Alison Page is an award-winning creative at the forefront of contemporary Australian Aboriginal design. As a descendant of the Walbanga and Wadi Wadi people of the Yuin nation, and as a leading force in the Australian design scene, she champions the contemporary creative expression of Aboriginal identity.
Page’s creative practice explores links between cultural identity, art and the built environment. As one of three associates of Merrima Design from 1995-1999, she worked with various Aboriginal communities in the delivery of culturally appropriate architectural services. She founded her own interior design studio in 1999 and has since completed projects spanning interiors, public art, jewellery, installations and film.
Page’s work with Merrima Design was awarded by the International Federation of Interior Architects for its “contribution to the design environment with an emphasis on social awareness and responsibility”, and profiled in Paidon’s Architecture for Architects Atlas. In 2008 she received a NSW Local Government Culture Award for Six Daughters of the West Wind, a series of bronze sculptures on Mt Keira in Wollongong created in collaboration with artist Tina Lee, and an Australian Jewellery Design Award for her contemporary Aboriginal diamond jewellery. In October 2015, Alison was inducted into the Design Institute of Australia’s Hall of Fame.
Until recently, Alison was the founding CEO of the Saltwater Freshwater Arts Alliance and Director of their annual Saltwater Freshwater festival. She was the founder of the National Aboriginal Design Agency, and was a member of the expert panel for the federal government’s Constitutional Recognition of Indigenous People. She appeared for eight years as a regular panelist on the ABC TV show, The New Inventors. She currently sits on the Barangaroo Development Authority Art and Culture Panel and the Lend Lease Public Art Panel at Barangaroo south.

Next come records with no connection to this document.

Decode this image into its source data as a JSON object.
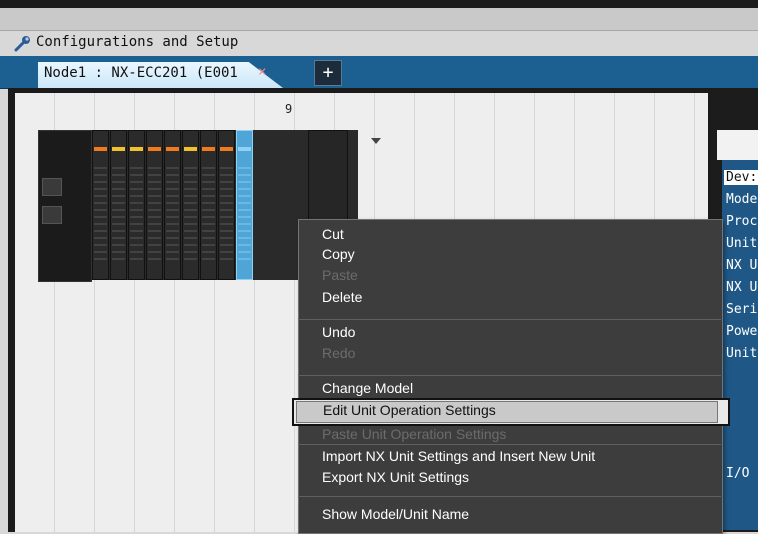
{
  "window": {
    "title": "Configurations and Setup",
    "tab_label": "Node1 : NX-ECC201 (E001",
    "tab_close": "×",
    "add_tab": "+"
  },
  "canvas": {
    "slot_number": "9"
  },
  "units": {
    "slot_count": 9
  },
  "right_panel": {
    "items": [
      "Dev:",
      "Mode",
      "Proc",
      "Unit",
      "NX U",
      "NX U",
      "Seri",
      "Powe",
      "Unit"
    ],
    "io_label": "I/O"
  },
  "context_menu": {
    "items": [
      {
        "label": "Cut",
        "enabled": true
      },
      {
        "label": "Copy",
        "enabled": true
      },
      {
        "label": "Paste",
        "enabled": false
      },
      {
        "label": "Delete",
        "enabled": true
      },
      {
        "label": "Undo",
        "enabled": true
      },
      {
        "label": "Redo",
        "enabled": false
      },
      {
        "label": "Change Model",
        "enabled": true
      },
      {
        "label": "Edit Unit Operation Settings",
        "enabled": true,
        "highlighted": true
      },
      {
        "label": "Paste Unit Operation Settings",
        "enabled": false
      },
      {
        "label": "Import NX Unit Settings and Insert New Unit",
        "enabled": true
      },
      {
        "label": "Export NX Unit Settings",
        "enabled": true
      },
      {
        "label": "Show Model/Unit Name",
        "enabled": true
      }
    ]
  },
  "colors": {
    "tab_bar": "#1c5f91",
    "menu_bg": "#3d3d3d",
    "selected_unit": "#4ea5d6",
    "orange_indicator": "#f07a1e",
    "yellow_indicator": "#f2c12e"
  }
}
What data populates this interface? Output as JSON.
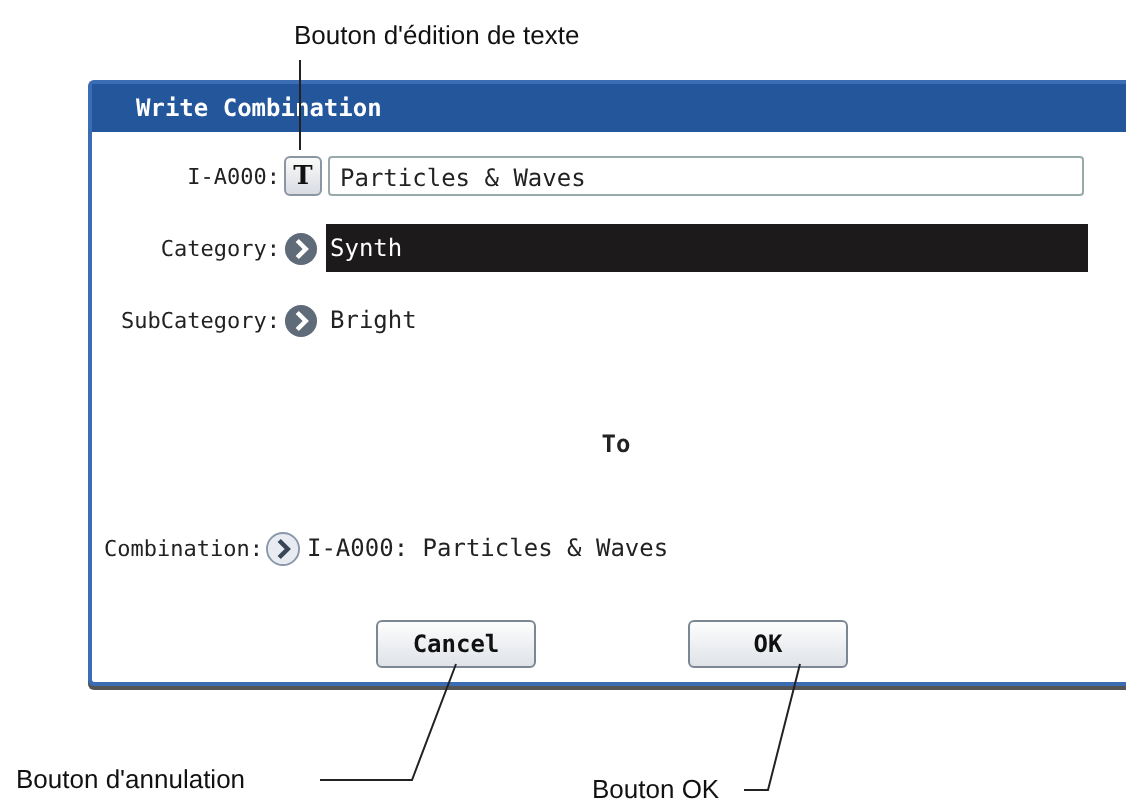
{
  "annotations": [
    {
      "text": "Bouton d'édition de texte"
    },
    {
      "text": "Bouton d'annulation"
    },
    {
      "text": "Bouton OK"
    }
  ],
  "dialog": {
    "title": "Write Combination",
    "name_label": "I-A000:",
    "edit_button": "T",
    "name_value": "Particles & Waves",
    "fields": [
      {
        "label": "Category:",
        "value": "Synth",
        "selected": true
      },
      {
        "label": "SubCategory:",
        "value": "Bright",
        "selected": false
      }
    ],
    "to_label": "To",
    "destination": {
      "label": "Combination:",
      "value": "I-A000: Particles & Waves"
    },
    "buttons": [
      "Cancel",
      "OK"
    ]
  }
}
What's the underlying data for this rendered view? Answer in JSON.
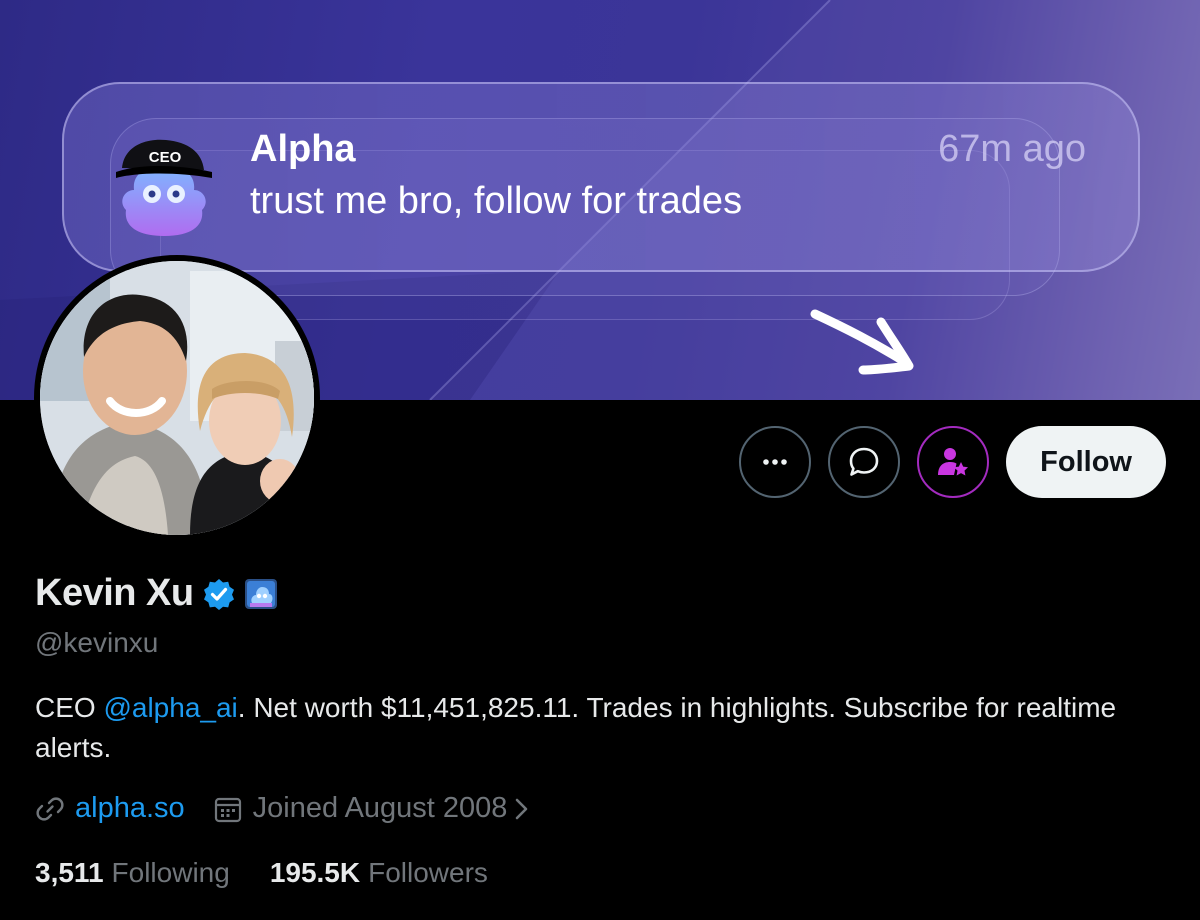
{
  "banner": {
    "notification": {
      "title": "Alpha",
      "message": "trust me bro, follow for trades",
      "time": "67m ago",
      "mascot_cap_text": "CEO"
    }
  },
  "actions": {
    "more_icon": "more-horizontal-icon",
    "message_icon": "chat-bubble-icon",
    "subscribe_icon": "person-star-icon",
    "follow_label": "Follow"
  },
  "profile": {
    "name": "Kevin Xu",
    "handle": "@kevinxu",
    "bio_prefix": "CEO ",
    "bio_mention": "@alpha_ai",
    "bio_suffix": ". Net worth $11,451,825.11. Trades in highlights. Subscribe for realtime alerts.",
    "link": "alpha.so",
    "joined": "Joined August 2008",
    "following_count": "3,511",
    "following_label": "Following",
    "followers_count": "195.5K",
    "followers_label": "Followers"
  },
  "colors": {
    "accent": "#1d9bf0",
    "subscribe": "#a32bbf",
    "muted": "#71767b",
    "text": "#e7e9ea"
  }
}
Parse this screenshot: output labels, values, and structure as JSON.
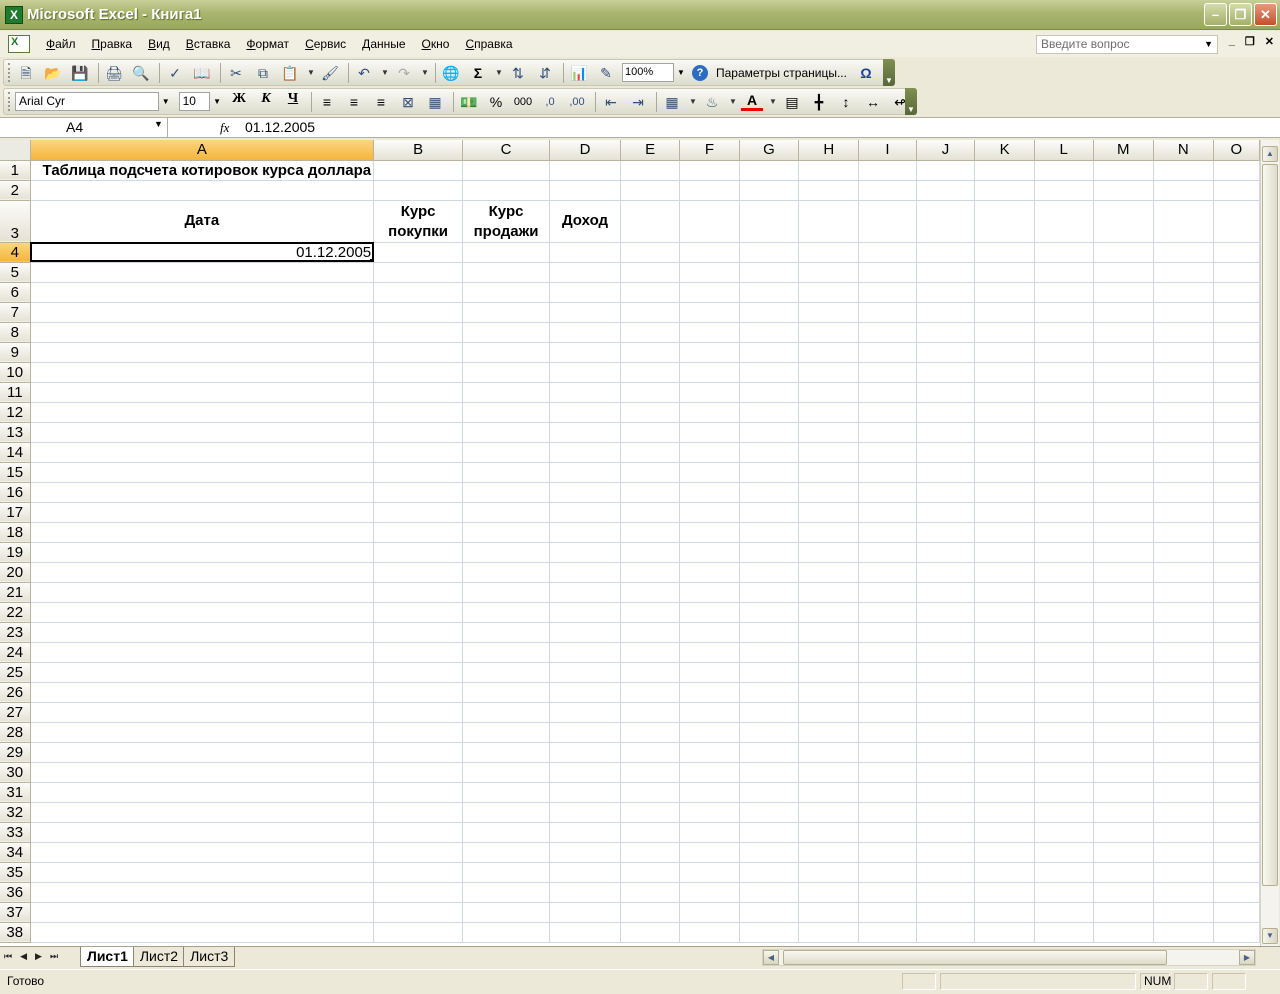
{
  "window": {
    "title": "Microsoft Excel - Книга1",
    "app_icon_letter": "X"
  },
  "menu": {
    "items": [
      "Файл",
      "Правка",
      "Вид",
      "Вставка",
      "Формат",
      "Сервис",
      "Данные",
      "Окно",
      "Справка"
    ],
    "help_placeholder": "Введите вопрос"
  },
  "toolbar_standard": {
    "zoom": "100%",
    "page_setup_label": "Параметры страницы...",
    "sum_symbol": "Σ",
    "omega_symbol": "Ω"
  },
  "toolbar_format": {
    "font_name": "Arial Cyr",
    "font_size": "10",
    "bold": "Ж",
    "italic": "К",
    "underline": "Ч",
    "percent": "%",
    "thousands": "000",
    "font_color_letter": "A"
  },
  "formula_bar": {
    "name_box": "A4",
    "fx": "fx",
    "formula": "01.12.2005"
  },
  "grid": {
    "columns": [
      "A",
      "B",
      "C",
      "D",
      "E",
      "F",
      "G",
      "H",
      "I",
      "J",
      "K",
      "L",
      "M",
      "N",
      "O"
    ],
    "active_column": "A",
    "active_row": 4,
    "title": "Таблица подсчета котировок курса доллара",
    "headers": {
      "date": "Дата",
      "buy_rate": "Курс покупки",
      "sell_rate": "Курс продажи",
      "income": "Доход"
    },
    "a4_value": "01.12.2005",
    "row_count": 38
  },
  "sheets": {
    "tabs": [
      "Лист1",
      "Лист2",
      "Лист3"
    ],
    "active": "Лист1"
  },
  "status": {
    "ready": "Готово",
    "num": "NUM"
  },
  "colors": {
    "title_bar": "#a9b56e",
    "active_header": "#f5b53d",
    "gridline": "#d0d7e5",
    "close_button": "#c4502c"
  }
}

Alison’s most recent work is in collaboration with Cinematographer Nik Lachajczak in production studio Zakpage, which converges film with the built environment to create place-based narratives. She has recently completed a series of Elders films for installation at the National Museum of Australia and a cultural installation at Barangaroo.